SUPPLIED RECORDS START
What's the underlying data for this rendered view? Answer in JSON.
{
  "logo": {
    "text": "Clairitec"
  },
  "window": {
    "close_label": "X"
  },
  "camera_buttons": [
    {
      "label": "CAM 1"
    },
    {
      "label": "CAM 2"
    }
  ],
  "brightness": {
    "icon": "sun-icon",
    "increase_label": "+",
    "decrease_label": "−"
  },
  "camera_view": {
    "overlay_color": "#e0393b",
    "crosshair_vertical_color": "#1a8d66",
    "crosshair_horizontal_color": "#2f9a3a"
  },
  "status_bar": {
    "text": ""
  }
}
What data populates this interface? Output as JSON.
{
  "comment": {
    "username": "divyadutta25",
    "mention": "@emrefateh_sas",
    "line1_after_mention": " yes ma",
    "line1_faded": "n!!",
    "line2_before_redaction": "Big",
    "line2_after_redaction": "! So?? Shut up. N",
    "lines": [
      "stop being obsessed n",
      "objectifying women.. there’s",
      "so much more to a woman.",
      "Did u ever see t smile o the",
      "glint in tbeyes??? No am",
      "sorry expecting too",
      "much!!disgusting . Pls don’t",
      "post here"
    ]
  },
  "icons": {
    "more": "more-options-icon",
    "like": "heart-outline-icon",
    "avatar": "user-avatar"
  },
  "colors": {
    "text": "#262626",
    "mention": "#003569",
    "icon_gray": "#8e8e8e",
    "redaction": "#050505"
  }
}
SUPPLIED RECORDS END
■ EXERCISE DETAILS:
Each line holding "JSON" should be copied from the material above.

■ ANSWER TO THIS TASK:
What's the underlying data for this rendered view? Answer in JSON.
What data populates this interface? Output as JSON.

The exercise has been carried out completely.